Every drug that is legally prescribed in the United States goes through a procedure to determine the benefits and risks, as well as to determine which ailments are best treated by which drug. There are, quite literally, thousands of options available. The training that a doctor receives when a new drug comes available is extensive, and they use this training when deciding which drug to prescribe. When an individual self-medicates, they do not have this extensive information base upon which to rely. They may be medicating themselves with a highly addictive drug, when a non-narcotic drug would have worked just as well or better.

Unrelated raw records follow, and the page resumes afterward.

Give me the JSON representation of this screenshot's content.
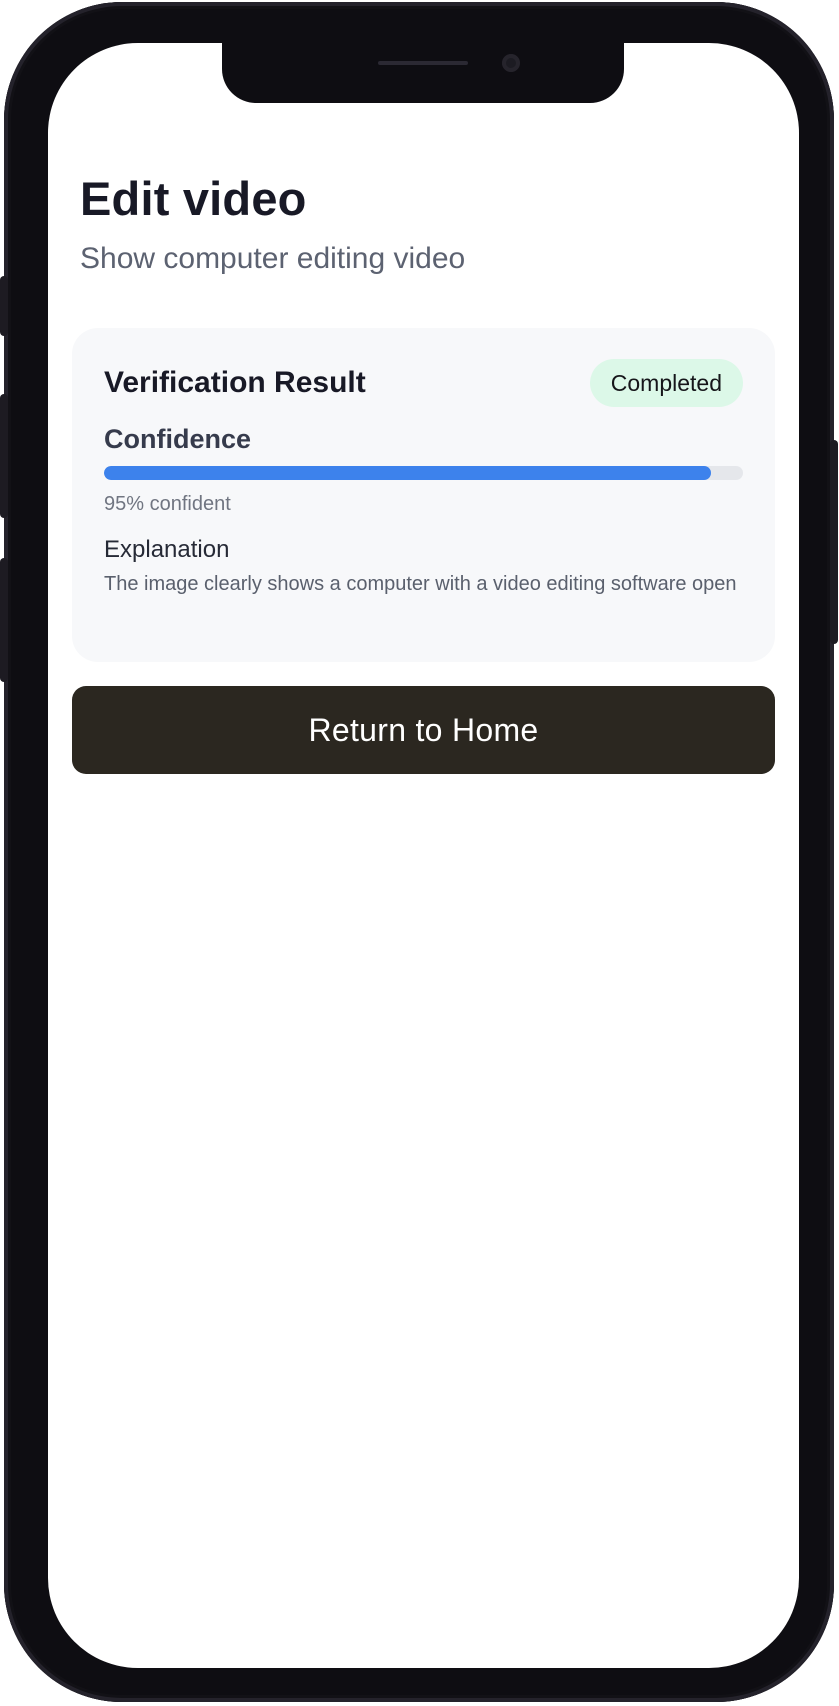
{
  "header": {
    "title": "Edit video",
    "subtitle": "Show computer editing video"
  },
  "result_card": {
    "title": "Verification Result",
    "status": "Completed",
    "status_color": "#dcf8e8",
    "confidence_label": "Confidence",
    "confidence_value": 0.95,
    "confidence_text": "95% confident",
    "progress_color": "#3d82ec",
    "explanation_label": "Explanation",
    "explanation_text": "The image clearly shows a computer with a video editing software open"
  },
  "actions": {
    "home_button_label": "Return to Home",
    "home_button_color": "#2b2720"
  }
}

Did you know that exercise is a treatment for arthritis for many people? If someone is suffering from joint pain, they may have arthritis. They may also have a family member who receives a prescription of a narcotic painkiller. Because they don’t know that simply increasing the amount of exercise they get during the day would alleviate a great deal of their pain, they begin taking their loved one’s prescription. Worse, they may not be suffering from arthritis at all. They may have a more serious condition that will go undiagnosed. Doctors are trained to rule out certain conditions, such as cancer, based on the collection of symptoms they learn about through the exam process. They also make a decision based upon an interview with their patient regarding family history of illness. Someone who has a family history of bone cancer, for instance, may receive further testing if the symptoms require it, rather than a quick fix in the form of a pill. Certainly, the doctor would give them alternatives to medical prescriptions to help them overcome their pain.

Finally, doctors are trained to give explicit instructions to their patients about the drugs they prescribe. They gather information concerning any other medications the individual might be taking, even over-the-counter or herbal remedies, in case they will affect each other. Some drug interactions can be quite dangerous, even deadly. Even the foods we eat can affect how our prescriptions work in our bodies. Without proper evaluation, such as when an individual decides to take an illicit drug or “borrows” prescription to self-medicate, the risk of these types of interactions increases.

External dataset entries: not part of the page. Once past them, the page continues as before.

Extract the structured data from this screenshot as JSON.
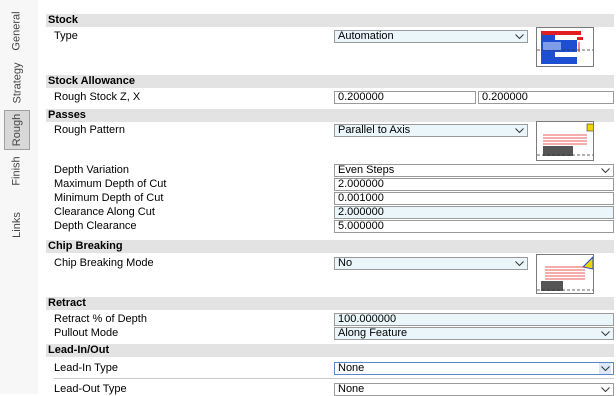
{
  "tabs": [
    {
      "label": "General",
      "active": false
    },
    {
      "label": "Strategy",
      "active": false
    },
    {
      "label": "Rough",
      "active": true
    },
    {
      "label": "Finish",
      "active": false
    },
    {
      "label": "Links",
      "active": false
    }
  ],
  "stock": {
    "header": "Stock",
    "type_label": "Type",
    "type_value": "Automation",
    "preview_icon": "stock-automation-preview-icon"
  },
  "stock_allowance": {
    "header": "Stock Allowance",
    "rough_label": "Rough Stock Z, X",
    "rough_z": "0.200000",
    "rough_x": "0.200000"
  },
  "passes": {
    "header": "Passes",
    "pattern_label": "Rough Pattern",
    "pattern_value": "Parallel to Axis",
    "preview_icon": "parallel-to-axis-preview-icon",
    "depth_variation_label": "Depth Variation",
    "depth_variation_value": "Even Steps",
    "max_depth_label": "Maximum Depth of Cut",
    "max_depth_value": "2.000000",
    "min_depth_label": "Minimum Depth of Cut",
    "min_depth_value": "0.001000",
    "clearance_along_label": "Clearance Along Cut",
    "clearance_along_value": "2.000000",
    "depth_clearance_label": "Depth Clearance",
    "depth_clearance_value": "5.000000"
  },
  "chip_breaking": {
    "header": "Chip Breaking",
    "mode_label": "Chip Breaking Mode",
    "mode_value": "No",
    "preview_icon": "chip-breaking-preview-icon"
  },
  "retract": {
    "header": "Retract",
    "percent_label": "Retract % of Depth",
    "percent_value": "100.000000",
    "pullout_label": "Pullout Mode",
    "pullout_value": "Along Feature"
  },
  "lead": {
    "header": "Lead-In/Out",
    "in_label": "Lead-In Type",
    "in_value": "None",
    "out_label": "Lead-Out Type",
    "out_value": "None"
  },
  "colors": {
    "header_bg": "#e3e3e3",
    "field_tint": "#eaf6fa",
    "accent_blue": "#1e4fd0",
    "accent_red": "#e02020",
    "accent_yellow": "#f0d400"
  }
}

 How to Help Someone Who Is Engaging in Self-Medication

If someone you love is using prescription or illicit drugs to treat a medical condition, it is important that you take the time to educate them about the risks involved. They may not realize that their behavior can lead to addiction or to the worsening of an undiagnosed condition. When you approach them, be sure to refrain from using aggressive, blaming statements that will likely cause them to become defensive. If you have already addressed the issue with them and they are unwilling to change their behavior, you might consider hosting an intervention.

An intervention is a process by which family and friends of someone who is struggling with addiction presents them with an opportunity to get the help they need. If they do not accept the proffered help, there are specific consequences. The process is organized and can be quite beneficial in the long run as studies have shown that treatment does not have to be voluntary in order to be effective.

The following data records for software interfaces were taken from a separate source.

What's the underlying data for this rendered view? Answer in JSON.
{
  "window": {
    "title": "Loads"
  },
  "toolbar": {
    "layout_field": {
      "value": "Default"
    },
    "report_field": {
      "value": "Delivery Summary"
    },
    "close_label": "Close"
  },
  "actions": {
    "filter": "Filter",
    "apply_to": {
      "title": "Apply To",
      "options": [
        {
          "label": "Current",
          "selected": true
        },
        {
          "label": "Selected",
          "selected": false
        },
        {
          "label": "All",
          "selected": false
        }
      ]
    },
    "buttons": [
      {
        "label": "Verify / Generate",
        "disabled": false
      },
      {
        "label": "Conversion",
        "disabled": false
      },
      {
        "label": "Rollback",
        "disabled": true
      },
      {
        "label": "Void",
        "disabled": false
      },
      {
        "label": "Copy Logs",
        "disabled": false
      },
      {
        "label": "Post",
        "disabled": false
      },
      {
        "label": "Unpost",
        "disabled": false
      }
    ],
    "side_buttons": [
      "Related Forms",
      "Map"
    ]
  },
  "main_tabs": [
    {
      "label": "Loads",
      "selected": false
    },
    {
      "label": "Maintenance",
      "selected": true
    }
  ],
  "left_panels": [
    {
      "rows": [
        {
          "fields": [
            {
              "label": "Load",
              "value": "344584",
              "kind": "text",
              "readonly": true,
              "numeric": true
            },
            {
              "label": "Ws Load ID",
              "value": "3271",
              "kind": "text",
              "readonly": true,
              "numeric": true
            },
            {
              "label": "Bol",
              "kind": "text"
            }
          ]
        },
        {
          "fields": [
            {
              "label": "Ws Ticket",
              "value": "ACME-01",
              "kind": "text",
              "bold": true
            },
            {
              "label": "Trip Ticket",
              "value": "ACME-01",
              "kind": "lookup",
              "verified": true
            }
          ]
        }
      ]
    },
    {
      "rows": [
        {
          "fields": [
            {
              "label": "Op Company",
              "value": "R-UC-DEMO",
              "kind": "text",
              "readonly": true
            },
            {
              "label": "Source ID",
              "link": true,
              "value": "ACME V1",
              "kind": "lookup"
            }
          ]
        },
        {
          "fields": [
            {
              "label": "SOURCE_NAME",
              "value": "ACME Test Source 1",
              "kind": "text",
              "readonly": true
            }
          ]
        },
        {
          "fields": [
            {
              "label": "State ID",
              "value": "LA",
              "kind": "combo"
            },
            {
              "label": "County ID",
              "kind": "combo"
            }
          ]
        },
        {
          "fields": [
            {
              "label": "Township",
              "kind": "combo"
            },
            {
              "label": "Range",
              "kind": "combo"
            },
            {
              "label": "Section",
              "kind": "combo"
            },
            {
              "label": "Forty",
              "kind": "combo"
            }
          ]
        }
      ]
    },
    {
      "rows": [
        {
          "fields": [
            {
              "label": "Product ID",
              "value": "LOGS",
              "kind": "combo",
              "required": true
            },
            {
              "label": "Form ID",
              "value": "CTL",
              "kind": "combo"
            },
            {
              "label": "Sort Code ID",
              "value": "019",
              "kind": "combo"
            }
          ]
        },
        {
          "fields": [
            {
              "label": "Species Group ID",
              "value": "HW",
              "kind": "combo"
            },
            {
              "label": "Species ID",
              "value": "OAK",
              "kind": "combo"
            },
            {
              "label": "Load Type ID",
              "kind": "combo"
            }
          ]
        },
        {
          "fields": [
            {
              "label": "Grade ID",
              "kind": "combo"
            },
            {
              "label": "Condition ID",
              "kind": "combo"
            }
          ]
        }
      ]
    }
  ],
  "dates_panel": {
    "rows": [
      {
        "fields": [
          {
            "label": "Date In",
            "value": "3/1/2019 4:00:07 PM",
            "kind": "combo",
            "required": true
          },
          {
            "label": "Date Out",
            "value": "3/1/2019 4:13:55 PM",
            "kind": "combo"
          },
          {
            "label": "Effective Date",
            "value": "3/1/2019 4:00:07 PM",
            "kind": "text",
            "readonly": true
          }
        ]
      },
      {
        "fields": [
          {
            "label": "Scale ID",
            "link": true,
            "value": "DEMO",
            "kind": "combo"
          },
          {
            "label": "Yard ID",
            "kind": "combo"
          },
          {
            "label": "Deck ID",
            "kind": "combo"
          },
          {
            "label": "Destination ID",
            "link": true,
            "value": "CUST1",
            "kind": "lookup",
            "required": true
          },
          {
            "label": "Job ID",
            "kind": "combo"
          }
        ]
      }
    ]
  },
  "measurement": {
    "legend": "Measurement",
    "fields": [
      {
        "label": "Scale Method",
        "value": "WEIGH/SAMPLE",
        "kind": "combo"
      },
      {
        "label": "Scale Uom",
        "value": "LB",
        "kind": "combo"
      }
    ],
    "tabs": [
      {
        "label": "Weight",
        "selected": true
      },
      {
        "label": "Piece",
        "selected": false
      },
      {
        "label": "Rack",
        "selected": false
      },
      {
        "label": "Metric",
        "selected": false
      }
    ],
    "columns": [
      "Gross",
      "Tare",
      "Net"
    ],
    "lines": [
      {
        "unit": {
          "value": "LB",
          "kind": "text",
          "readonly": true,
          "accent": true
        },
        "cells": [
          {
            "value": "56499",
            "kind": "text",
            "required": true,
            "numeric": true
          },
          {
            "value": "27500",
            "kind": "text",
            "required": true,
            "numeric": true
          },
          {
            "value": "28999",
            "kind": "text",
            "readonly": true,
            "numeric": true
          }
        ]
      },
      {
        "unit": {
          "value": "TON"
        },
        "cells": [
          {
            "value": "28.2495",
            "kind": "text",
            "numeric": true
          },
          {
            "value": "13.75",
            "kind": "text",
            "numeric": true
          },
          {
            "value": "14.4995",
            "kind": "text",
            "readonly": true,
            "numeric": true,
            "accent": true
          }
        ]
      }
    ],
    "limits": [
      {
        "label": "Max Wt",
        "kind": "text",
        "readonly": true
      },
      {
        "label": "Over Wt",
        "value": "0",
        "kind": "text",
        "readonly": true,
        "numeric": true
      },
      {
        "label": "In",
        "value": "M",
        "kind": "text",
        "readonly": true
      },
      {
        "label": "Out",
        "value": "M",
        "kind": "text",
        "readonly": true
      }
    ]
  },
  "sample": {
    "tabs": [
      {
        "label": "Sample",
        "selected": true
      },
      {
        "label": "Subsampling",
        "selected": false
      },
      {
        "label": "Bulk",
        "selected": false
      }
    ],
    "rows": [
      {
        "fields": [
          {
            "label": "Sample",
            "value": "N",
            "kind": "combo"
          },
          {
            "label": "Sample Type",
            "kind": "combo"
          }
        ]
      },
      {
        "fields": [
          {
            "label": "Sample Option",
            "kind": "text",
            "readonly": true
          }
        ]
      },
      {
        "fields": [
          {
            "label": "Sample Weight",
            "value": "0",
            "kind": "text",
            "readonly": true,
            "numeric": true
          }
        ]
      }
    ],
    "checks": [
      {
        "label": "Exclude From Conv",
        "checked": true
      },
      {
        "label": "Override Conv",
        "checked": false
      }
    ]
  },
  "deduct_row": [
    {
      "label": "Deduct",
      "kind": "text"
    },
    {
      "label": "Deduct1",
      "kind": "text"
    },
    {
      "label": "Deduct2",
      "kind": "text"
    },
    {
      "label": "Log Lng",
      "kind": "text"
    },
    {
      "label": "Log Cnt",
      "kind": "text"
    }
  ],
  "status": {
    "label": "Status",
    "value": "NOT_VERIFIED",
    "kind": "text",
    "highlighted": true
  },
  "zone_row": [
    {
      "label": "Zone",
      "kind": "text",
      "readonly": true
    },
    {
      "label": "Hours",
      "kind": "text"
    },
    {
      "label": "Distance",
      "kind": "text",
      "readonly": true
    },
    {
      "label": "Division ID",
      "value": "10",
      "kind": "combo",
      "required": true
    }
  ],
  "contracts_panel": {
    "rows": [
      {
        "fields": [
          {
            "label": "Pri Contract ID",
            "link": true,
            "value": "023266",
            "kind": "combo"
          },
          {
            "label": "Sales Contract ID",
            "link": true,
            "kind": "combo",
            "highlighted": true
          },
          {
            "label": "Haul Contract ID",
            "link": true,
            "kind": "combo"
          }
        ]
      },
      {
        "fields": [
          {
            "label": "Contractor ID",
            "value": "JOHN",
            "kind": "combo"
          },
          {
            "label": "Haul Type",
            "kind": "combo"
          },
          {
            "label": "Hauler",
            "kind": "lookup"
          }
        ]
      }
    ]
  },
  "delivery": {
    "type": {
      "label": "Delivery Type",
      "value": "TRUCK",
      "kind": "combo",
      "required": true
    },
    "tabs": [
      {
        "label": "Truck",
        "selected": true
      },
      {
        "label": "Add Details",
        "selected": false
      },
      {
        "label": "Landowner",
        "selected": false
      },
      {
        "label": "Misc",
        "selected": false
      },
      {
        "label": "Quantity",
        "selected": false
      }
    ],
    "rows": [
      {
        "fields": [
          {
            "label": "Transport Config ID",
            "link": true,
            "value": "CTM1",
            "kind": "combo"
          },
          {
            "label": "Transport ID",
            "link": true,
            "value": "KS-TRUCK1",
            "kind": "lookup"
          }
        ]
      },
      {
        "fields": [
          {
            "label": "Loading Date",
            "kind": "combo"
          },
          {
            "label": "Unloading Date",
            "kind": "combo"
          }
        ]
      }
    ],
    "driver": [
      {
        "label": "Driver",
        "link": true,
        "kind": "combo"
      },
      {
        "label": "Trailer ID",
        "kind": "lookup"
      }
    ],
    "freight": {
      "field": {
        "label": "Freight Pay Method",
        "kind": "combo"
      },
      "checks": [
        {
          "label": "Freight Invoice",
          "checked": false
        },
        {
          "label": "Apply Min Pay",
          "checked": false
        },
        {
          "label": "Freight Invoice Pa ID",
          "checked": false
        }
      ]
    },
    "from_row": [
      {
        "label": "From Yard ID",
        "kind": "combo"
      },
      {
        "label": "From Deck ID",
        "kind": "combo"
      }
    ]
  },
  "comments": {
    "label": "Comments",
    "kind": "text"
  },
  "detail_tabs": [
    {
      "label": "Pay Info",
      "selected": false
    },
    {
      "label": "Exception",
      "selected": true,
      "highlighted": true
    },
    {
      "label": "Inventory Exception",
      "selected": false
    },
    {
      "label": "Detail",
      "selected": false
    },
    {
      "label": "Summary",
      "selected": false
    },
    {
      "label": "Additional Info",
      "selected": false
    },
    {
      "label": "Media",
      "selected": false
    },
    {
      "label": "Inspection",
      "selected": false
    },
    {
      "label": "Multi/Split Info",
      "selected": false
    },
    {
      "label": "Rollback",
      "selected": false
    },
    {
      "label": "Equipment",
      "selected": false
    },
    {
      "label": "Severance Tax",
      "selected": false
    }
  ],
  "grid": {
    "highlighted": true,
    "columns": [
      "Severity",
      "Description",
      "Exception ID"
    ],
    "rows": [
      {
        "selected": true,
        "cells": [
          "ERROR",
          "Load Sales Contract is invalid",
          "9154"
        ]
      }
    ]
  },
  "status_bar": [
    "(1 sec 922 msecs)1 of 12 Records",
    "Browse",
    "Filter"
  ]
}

The steps to performing an intervention include:
  • Prepare an intervention team and arrange for a treatment facility ahead of time.
  • Educate the intervention team (generally close friends, family members, clergy or others who have a vested interest in seeing the individual get well) on the aspects of drug abuse and addiction.
  • Write letters to the individual that can be read aloud at the intervention, consisting of how the individual’s behavior has affected you, and what the consequences will be if they choose not to receive help.
  • Be prepared to act immediately if the individual accepts help. It is more important that they leave for treatment right away than for every member of the team to speak their piece.
  • Be prepared to follow through on the consequences should your loved one refuse treatment.

Self-medicating for a bona-fide psychological or medical condition is drug abuse, and it can lead to addiction. To find out more about how Axis can help you or a member of your family overcome this dangerous practice, please do not hesitate to contact us right away.